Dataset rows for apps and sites
*-*-*

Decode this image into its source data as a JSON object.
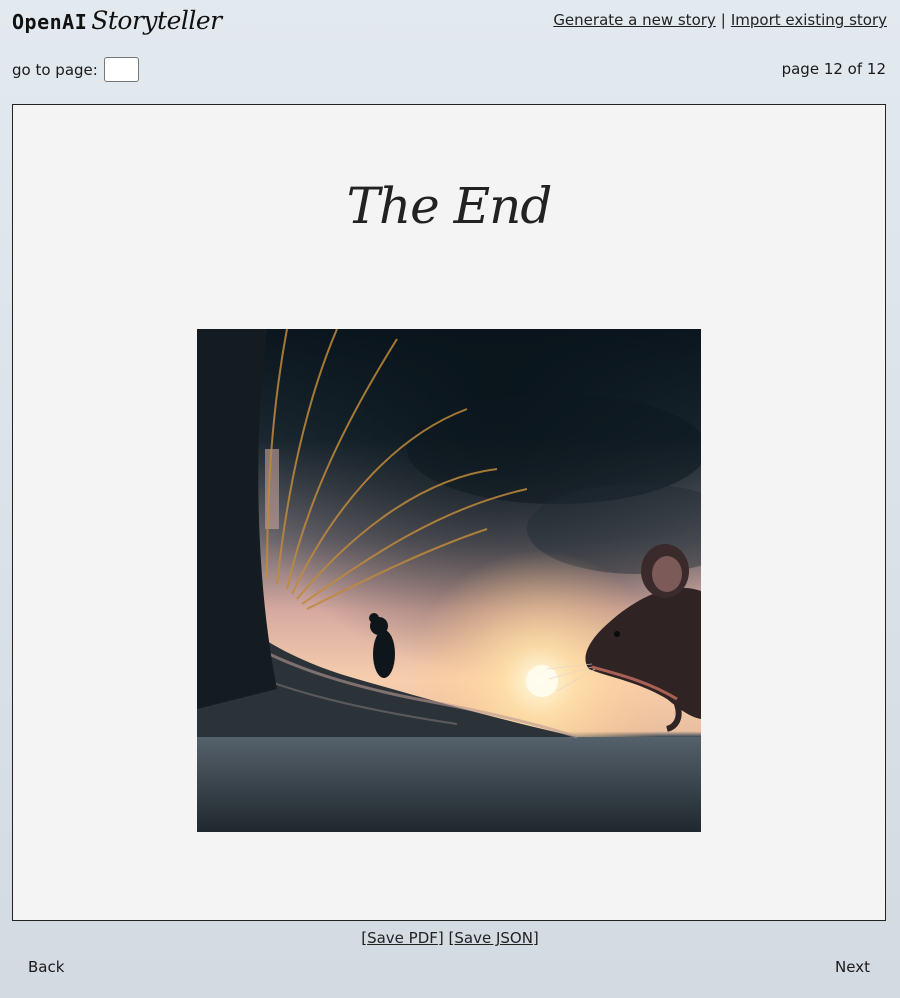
{
  "header": {
    "logo_brand": "OpenAI",
    "logo_product": "Storyteller",
    "generate_link": "Generate a new story",
    "separator": "|",
    "import_link": "Import existing story"
  },
  "navigation": {
    "goto_label": "go to page:",
    "goto_value": "",
    "page_indicator": "page 12 of 12",
    "current_page": 12,
    "total_pages": 12,
    "back_label": "Back",
    "next_label": "Next"
  },
  "page": {
    "title": "The End",
    "image_alt": "mouse-sunset-illustration"
  },
  "footer": {
    "open_bracket": "[",
    "save_pdf": "Save PDF",
    "middle_brackets": "] [",
    "save_json": "Save JSON",
    "close_bracket": "]"
  },
  "colors": {
    "background": "#dfe6ec",
    "page_background": "#f4f4f4",
    "border": "#222222",
    "sky_dark": "#0e1a22",
    "sunset_glow": "#ffd9a8",
    "ground": "#3e4b55"
  }
}
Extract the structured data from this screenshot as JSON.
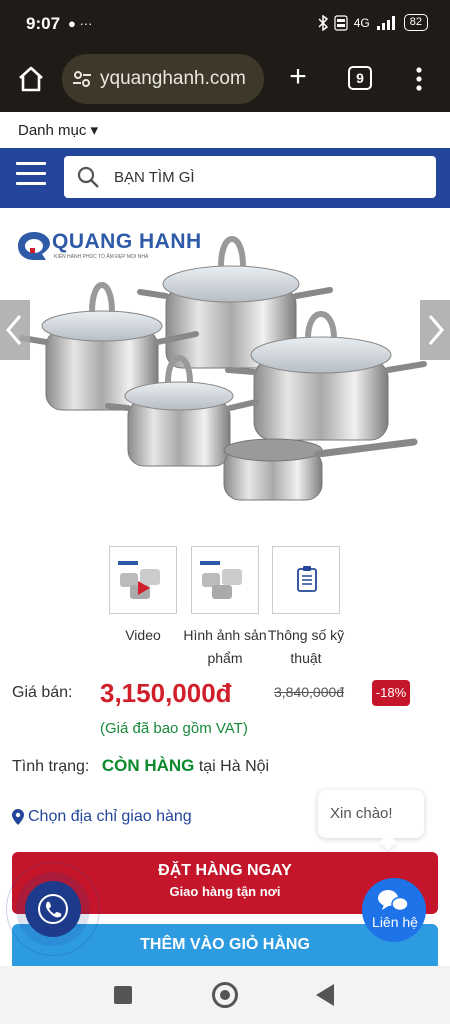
{
  "status_bar": {
    "time": "9:07",
    "left_icons": "● ···",
    "network": "4G",
    "battery": "82"
  },
  "browser": {
    "url": "yquanghanh.com",
    "tab_count": "9"
  },
  "category": {
    "label": "Danh mục ▾"
  },
  "search": {
    "placeholder": "BẠN TÌM GÌ"
  },
  "brand": {
    "name": "QUANG HANH",
    "tagline": "KIẾN HÀNH PHÚC TỔ ẤM ĐẸP MỌI NHÀ"
  },
  "thumbnails": [
    {
      "label": "Video"
    },
    {
      "label": "Hình ảnh sản phẩm"
    },
    {
      "label": "Thông số kỹ thuật"
    }
  ],
  "price": {
    "label": "Giá bán:",
    "current": "3,150,000đ",
    "old": "3,840,000đ",
    "discount": "-18%",
    "vat_note": "(Giá đã bao gồm VAT)"
  },
  "stock": {
    "label": "Tình trạng:",
    "value": "CÒN HÀNG",
    "location": " tại Hà Nội"
  },
  "address": {
    "label": "Chọn địa chỉ giao hàng"
  },
  "chat": {
    "greeting": "Xin chào!",
    "contact_label": "Liên hệ"
  },
  "order_button": {
    "title": "ĐẶT HÀNG NGAY",
    "subtitle": "Giao hàng tận nơi"
  },
  "cart_button": {
    "title": "THÊM VÀO GIỎ HÀNG"
  },
  "colors": {
    "brand_blue": "#24469a",
    "price_red": "#d01f2b",
    "stock_green": "#0a8a2a",
    "cart_blue": "#2c9be0"
  }
}
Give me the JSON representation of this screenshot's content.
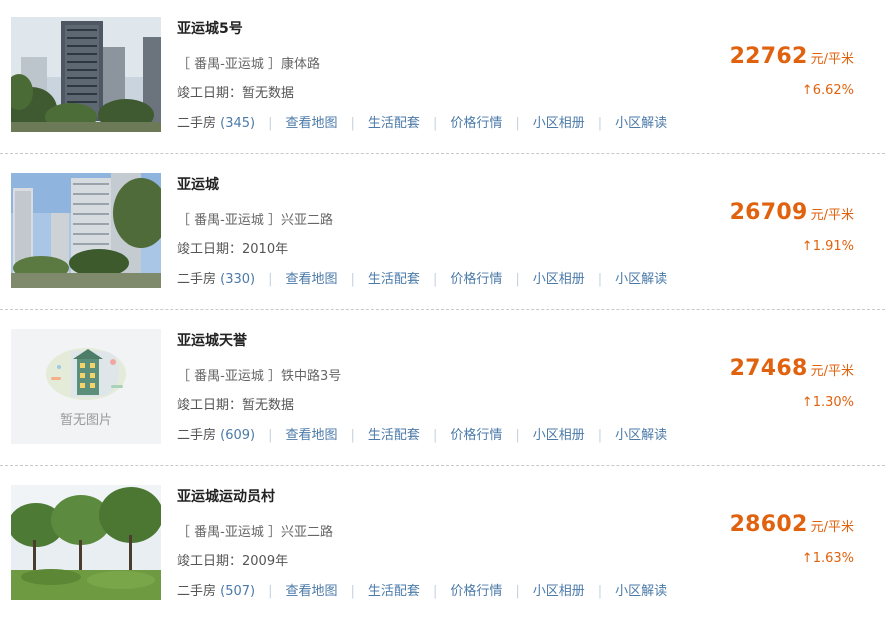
{
  "listings": [
    {
      "name": "亚运城5号",
      "address": "［ 番禺-亚运城 ］康体路",
      "date_label": "竣工日期：暂无数据",
      "price": "22762",
      "unit": "元/平米",
      "change": "↑6.62%",
      "secondhand_label": "二手房",
      "secondhand_count": "(345)",
      "image": "photo-tower"
    },
    {
      "name": "亚运城",
      "address": "［ 番禺-亚运城 ］兴亚二路",
      "date_label": "竣工日期：2010年",
      "price": "26709",
      "unit": "元/平米",
      "change": "↑1.91%",
      "secondhand_label": "二手房",
      "secondhand_count": "(330)",
      "image": "photo-highrises"
    },
    {
      "name": "亚运城天誉",
      "address": "［ 番禺-亚运城 ］铁中路3号",
      "date_label": "竣工日期：暂无数据",
      "price": "27468",
      "unit": "元/平米",
      "change": "↑1.30%",
      "secondhand_label": "二手房",
      "secondhand_count": "(609)",
      "image": "no-image",
      "image_placeholder": "暂无图片"
    },
    {
      "name": "亚运城运动员村",
      "address": "［ 番禺-亚运城 ］兴亚二路",
      "date_label": "竣工日期：2009年",
      "price": "28602",
      "unit": "元/平米",
      "change": "↑1.63%",
      "secondhand_label": "二手房",
      "secondhand_count": "(507)",
      "image": "photo-trees"
    }
  ],
  "links": {
    "map": "查看地图",
    "life": "生活配套",
    "price_trend": "价格行情",
    "album": "小区相册",
    "analysis": "小区解读"
  },
  "colors": {
    "price": "#e0620e",
    "link": "#4b7aa8",
    "divider": "#c9c9c9"
  }
}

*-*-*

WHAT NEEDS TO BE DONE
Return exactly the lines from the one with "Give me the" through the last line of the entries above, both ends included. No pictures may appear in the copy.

EXERCISE RESULT
Give me the JSON representation of this screenshot's content.
{
  "listings": [
    {
      "name": "亚运城5号",
      "address": "［ 番禺-亚运城 ］康体路",
      "date_label": "竣工日期：暂无数据",
      "price": "22762",
      "unit": "元/平米",
      "change": "↑6.62%",
      "secondhand_label": "二手房",
      "secondhand_count": "(345)",
      "image": "photo-tower"
    },
    {
      "name": "亚运城",
      "address": "［ 番禺-亚运城 ］兴亚二路",
      "date_label": "竣工日期：2010年",
      "price": "26709",
      "unit": "元/平米",
      "change": "↑1.91%",
      "secondhand_label": "二手房",
      "secondhand_count": "(330)",
      "image": "photo-highrises"
    },
    {
      "name": "亚运城天誉",
      "address": "［ 番禺-亚运城 ］铁中路3号",
      "date_label": "竣工日期：暂无数据",
      "price": "27468",
      "unit": "元/平米",
      "change": "↑1.30%",
      "secondhand_label": "二手房",
      "secondhand_count": "(609)",
      "image": "no-image",
      "image_placeholder": "暂无图片"
    },
    {
      "name": "亚运城运动员村",
      "address": "［ 番禺-亚运城 ］兴亚二路",
      "date_label": "竣工日期：2009年",
      "price": "28602",
      "unit": "元/平米",
      "change": "↑1.63%",
      "secondhand_label": "二手房",
      "secondhand_count": "(507)",
      "image": "photo-trees"
    }
  ],
  "links": {
    "map": "查看地图",
    "life": "生活配套",
    "price_trend": "价格行情",
    "album": "小区相册",
    "analysis": "小区解读"
  },
  "colors": {
    "price": "#e0620e",
    "link": "#4b7aa8",
    "divider": "#c9c9c9"
  }
}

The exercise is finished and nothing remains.